Not far beyond, there stands a delightful Victorian keeper’s cottage, now a holiday let its two pointy gables embellished by ornamental bargeboards set in front of a small courtyard with kennels, facing the road (subsequently blocked off by a wall). Immediately after that, the road turns left, diverging from that to Weston Underwood (itself another estate village), just where the white painted smithy is situated. This is a delightful Adam-ish element entirely en suite with the rest of the estate’s buildings, but, in its awkward but engaging combination of Gothick windows set in classical blind arcading, entirely vernacular – probably the product of the estate foreman cherry-picking from a pattern book.
Mercaston Lane also boasts a delightful little school, much in the style of the keeper’s cottage, with master’s house opposite, less exuberant, and at the next corner Adam’s south lodge, and the Rectory, originally by Samuel Wyatt (Adam’s clerk of works) but later repositioned here by his successor, Joseph Pickford. Parts of the interior were re-used from the previous hall at Kedleston.
To end the tour, turn left up Lodge Lane, with the Kedleston Hall park on your left. At the highest point it gives way to the parkland of Meynell Langley which, until the 1830s, ran on both sides of the road, past two delightful stone-built farmhouses on that estate, and then joins Flagshaw Lane (named after the local brook), which, if you turn left, takes you back to Kirk Langley, from whence a quick dash along the Ashbourne Road brings you back to Mackworth.

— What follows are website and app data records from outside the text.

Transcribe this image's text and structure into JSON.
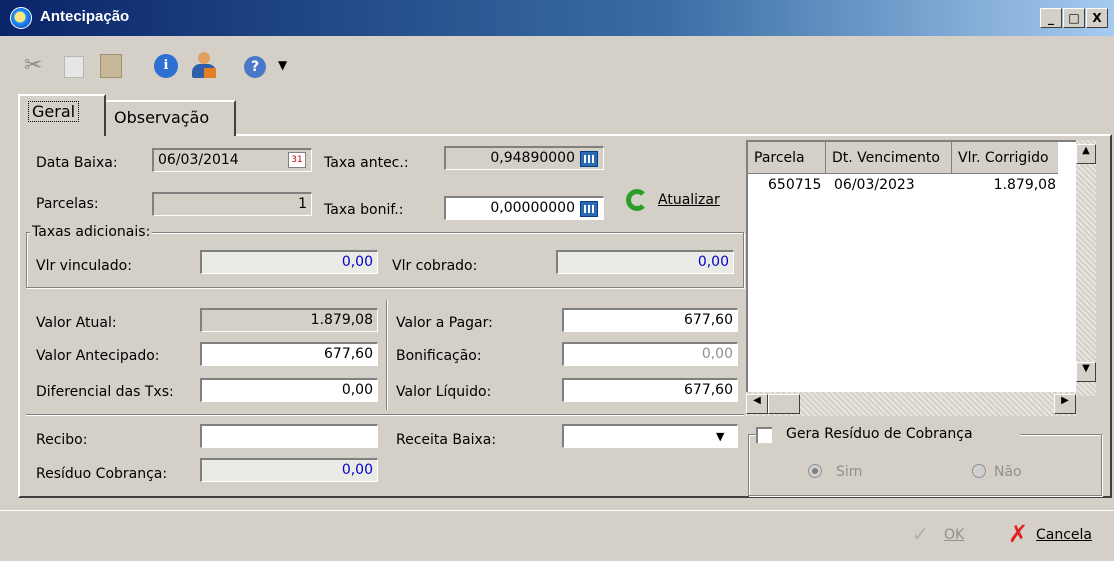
{
  "window": {
    "title": "Antecipação",
    "controls": [
      "_",
      "□",
      "X"
    ]
  },
  "toolbar": {
    "icons": [
      "cut-icon",
      "copy-icon",
      "paste-icon",
      "info-icon",
      "user-icon",
      "help-icon",
      "dropdown-arrow-icon"
    ]
  },
  "tabs": [
    {
      "label": "Geral",
      "active": true
    },
    {
      "label": "Observação",
      "active": false
    }
  ],
  "form": {
    "data_baixa_label": "Data Baixa:",
    "data_baixa_value": "06/03/2014",
    "taxa_antec_label": "Taxa antec.:",
    "taxa_antec_value": "0,94890000",
    "parcelas_label": "Parcelas:",
    "parcelas_value": "1",
    "taxa_bonif_label": "Taxa bonif.:",
    "taxa_bonif_value": "0,00000000",
    "atualizar_label": "Atualizar",
    "taxas_adicionais_label": "Taxas adicionais:",
    "vlr_vinculado_label": "Vlr vinculado:",
    "vlr_vinculado_value": "0,00",
    "vlr_cobrado_label": "Vlr cobrado:",
    "vlr_cobrado_value": "0,00",
    "valor_atual_label": "Valor Atual:",
    "valor_atual_value": "1.879,08",
    "valor_antecipado_label": "Valor Antecipado:",
    "valor_antecipado_value": "677,60",
    "diferencial_label": "Diferencial das Txs:",
    "diferencial_value": "0,00",
    "valor_a_pagar_label": "Valor a Pagar:",
    "valor_a_pagar_value": "677,60",
    "bonificacao_label": "Bonificação:",
    "bonificacao_value": "0,00",
    "valor_liquido_label": "Valor Líquido:",
    "valor_liquido_value": "677,60",
    "recibo_label": "Recibo:",
    "recibo_value": "",
    "receita_baixa_label": "Receita Baixa:",
    "receita_baixa_value": "",
    "residuo_cobranca_label": "Resíduo Cobrança:",
    "residuo_cobranca_value": "0,00"
  },
  "grid": {
    "columns": [
      "Parcela",
      "Dt. Vencimento",
      "Vlr. Corrigido"
    ],
    "rows": [
      {
        "parcela": "650715",
        "dt_vencimento": "06/03/2023",
        "vlr_corrigido": "1.879,08"
      }
    ]
  },
  "residuo_group": {
    "label": "Gera Resíduo de Cobrança",
    "checked": false,
    "options": [
      {
        "label": "Sim",
        "selected": true
      },
      {
        "label": "Não",
        "selected": false
      }
    ]
  },
  "buttons": {
    "ok_label": "OK",
    "cancela_label": "Cancela"
  }
}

Our round trip of about five miles had encompassed much of three surviving Derbyshire historic landed estates, and all within five miles of Derby!